California's Poor Administration of Elections

One might think that California, the home state of Silicon Valley would have the most sophisticated electronic systems for keeping government records, especially for elections.  Think again.

Pew has devised the Elections Performance Index, or EPI, a comprehensive assessment of election administration in all 50 states and the District of Columbia. Using data from 17 key indicators, the EPI compares election administration policy and performance across the states.

Out of the 50 states and DC, California ranks 49th.  It is just one of two states (Vermont is the other) with no online voter information lookup tools.

John Diaz reports at The San Francisco Chronicle:
Journalists, campaign workers and others trying to track the ultra-tight four-way race for state controller were frustrated to the max by the days-old numbers on the secretary of state's website.
On Tuesday, a full week after the election, the state's website showed that 755,921 votes remained to be counted. But those numbers were clearly out of date. The state listed 98,500 unprocessed votes in San Diego County; the county website showed only 5,000 left to count.
Secretary of State Debra Bowen's office seemed to be working on 20th century time.
Perhaps the biggest disgrace to those who care about campaign transparency is the inaptly named "Cal-Access" system Bowen inherited. The system is so cumbersome to navigate, with records that are sometimes outdated or incomplete, that it's as if it was designed to stymie anyone who truly wanted to know who is giving money to which candidate in a timely manner.
"Here we are, in the state of California, Silicon Valley, and it's riddled with errors, it's sloppy, it's against the principle of timely disclosure," said Allan Hoffenblum, publisher of the California Target Book, in a view shared by many journalists, including me, who have tried to use it.

At least Bowen did one thing right: She agreed last year to a request from the government-access group MapLight to make the bulk data her office collects available for public retrieval.

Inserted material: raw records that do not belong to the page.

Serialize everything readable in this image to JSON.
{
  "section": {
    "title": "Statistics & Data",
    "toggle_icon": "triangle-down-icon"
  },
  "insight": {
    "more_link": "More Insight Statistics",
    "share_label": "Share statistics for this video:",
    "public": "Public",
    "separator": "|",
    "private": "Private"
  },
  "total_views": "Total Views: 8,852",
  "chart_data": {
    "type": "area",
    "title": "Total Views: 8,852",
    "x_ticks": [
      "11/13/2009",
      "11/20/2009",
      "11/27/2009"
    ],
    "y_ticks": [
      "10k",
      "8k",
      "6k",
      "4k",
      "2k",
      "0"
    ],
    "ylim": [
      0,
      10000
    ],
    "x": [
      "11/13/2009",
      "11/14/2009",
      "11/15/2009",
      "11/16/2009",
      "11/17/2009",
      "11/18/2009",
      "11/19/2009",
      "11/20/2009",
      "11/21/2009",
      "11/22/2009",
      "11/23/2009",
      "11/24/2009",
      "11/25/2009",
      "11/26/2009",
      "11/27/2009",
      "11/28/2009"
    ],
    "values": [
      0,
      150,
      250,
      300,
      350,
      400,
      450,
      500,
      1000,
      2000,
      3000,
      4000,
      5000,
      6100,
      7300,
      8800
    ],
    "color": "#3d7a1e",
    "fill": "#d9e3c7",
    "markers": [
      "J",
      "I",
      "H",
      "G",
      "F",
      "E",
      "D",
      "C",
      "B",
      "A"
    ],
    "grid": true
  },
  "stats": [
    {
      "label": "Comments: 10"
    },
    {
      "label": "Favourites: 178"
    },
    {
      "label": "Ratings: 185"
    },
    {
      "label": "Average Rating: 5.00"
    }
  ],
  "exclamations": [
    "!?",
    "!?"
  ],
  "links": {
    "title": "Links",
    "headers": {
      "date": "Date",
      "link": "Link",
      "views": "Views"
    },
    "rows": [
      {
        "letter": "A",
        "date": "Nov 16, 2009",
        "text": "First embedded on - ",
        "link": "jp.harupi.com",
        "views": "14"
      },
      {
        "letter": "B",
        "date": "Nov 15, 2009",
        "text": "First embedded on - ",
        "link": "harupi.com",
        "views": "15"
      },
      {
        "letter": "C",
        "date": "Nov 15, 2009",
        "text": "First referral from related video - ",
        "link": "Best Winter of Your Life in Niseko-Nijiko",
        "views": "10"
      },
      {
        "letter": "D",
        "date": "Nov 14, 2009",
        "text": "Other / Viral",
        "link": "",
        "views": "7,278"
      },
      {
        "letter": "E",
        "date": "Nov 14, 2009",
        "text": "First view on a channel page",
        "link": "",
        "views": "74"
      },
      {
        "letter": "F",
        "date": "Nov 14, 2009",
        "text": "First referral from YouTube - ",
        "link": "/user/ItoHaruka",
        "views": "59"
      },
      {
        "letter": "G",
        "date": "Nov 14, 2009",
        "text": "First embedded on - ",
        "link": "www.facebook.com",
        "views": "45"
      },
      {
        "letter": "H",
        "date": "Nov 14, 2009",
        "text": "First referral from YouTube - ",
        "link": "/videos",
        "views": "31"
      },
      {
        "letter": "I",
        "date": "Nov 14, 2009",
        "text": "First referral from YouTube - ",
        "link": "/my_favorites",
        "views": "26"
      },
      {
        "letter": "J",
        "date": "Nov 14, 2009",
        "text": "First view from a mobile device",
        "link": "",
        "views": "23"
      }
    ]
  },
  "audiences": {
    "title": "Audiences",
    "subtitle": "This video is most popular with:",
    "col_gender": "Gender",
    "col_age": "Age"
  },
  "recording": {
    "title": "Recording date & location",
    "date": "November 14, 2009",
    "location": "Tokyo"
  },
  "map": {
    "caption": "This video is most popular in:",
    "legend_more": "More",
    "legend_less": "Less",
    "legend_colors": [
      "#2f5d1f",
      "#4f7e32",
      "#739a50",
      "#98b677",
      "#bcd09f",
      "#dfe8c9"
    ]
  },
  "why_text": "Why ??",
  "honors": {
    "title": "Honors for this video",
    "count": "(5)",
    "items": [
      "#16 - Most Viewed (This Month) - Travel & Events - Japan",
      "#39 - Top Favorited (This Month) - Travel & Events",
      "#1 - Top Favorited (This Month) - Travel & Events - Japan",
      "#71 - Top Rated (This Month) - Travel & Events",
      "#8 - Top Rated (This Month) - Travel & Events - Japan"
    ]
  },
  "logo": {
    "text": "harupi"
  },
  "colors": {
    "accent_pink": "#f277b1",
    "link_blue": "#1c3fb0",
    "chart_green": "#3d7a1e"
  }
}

In just three months, MapLight set up a program for searching and cross-checking donations that is generations ahead of the official state site. As Daniel Newman, MapLight's president and co-founder, put it, its "powersearch" engine allows a user in five minutes to retrieve what might require two weeks of research on Cal-Access.